* Work instructions
Read the records and gather each line that includes "person".

* Data for the task
__________

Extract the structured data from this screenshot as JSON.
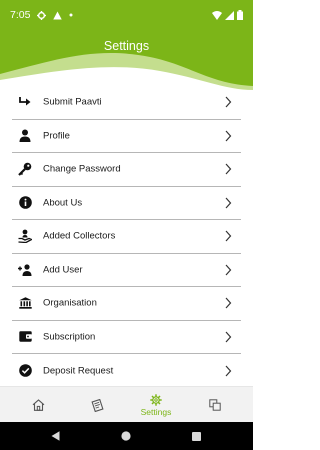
{
  "status_bar": {
    "time": "7:05",
    "icons": [
      "gear-icon",
      "warning-icon",
      "dot-icon",
      "wifi-icon",
      "signal-icon",
      "battery-icon"
    ]
  },
  "header": {
    "title": "Settings",
    "color": "#7cb518"
  },
  "menu": {
    "items": [
      {
        "label": "Submit Paavti",
        "icon": "submit-arrow-icon"
      },
      {
        "label": "Profile",
        "icon": "person-icon"
      },
      {
        "label": "Change Password",
        "icon": "key-icon"
      },
      {
        "label": "About Us",
        "icon": "info-icon"
      },
      {
        "label": "Added Collectors",
        "icon": "hand-user-icon"
      },
      {
        "label": "Add User",
        "icon": "person-add-icon"
      },
      {
        "label": "Organisation",
        "icon": "bank-icon"
      },
      {
        "label": "Subscription",
        "icon": "wallet-icon"
      },
      {
        "label": "Deposit Request",
        "icon": "check-circle-icon"
      }
    ]
  },
  "bottom_nav": {
    "items": [
      {
        "label": "",
        "icon": "home-icon",
        "active": false
      },
      {
        "label": "",
        "icon": "receipt-icon",
        "active": false
      },
      {
        "label": "Settings",
        "icon": "gear-icon",
        "active": true
      },
      {
        "label": "",
        "icon": "copy-icon",
        "active": false
      }
    ],
    "active_color": "#7cb518"
  },
  "system_nav": [
    "back-icon",
    "home-circle-icon",
    "recents-icon"
  ]
}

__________

* Answer to the problem
        "icon": "person-icon"
        "icon": "person-add-icon"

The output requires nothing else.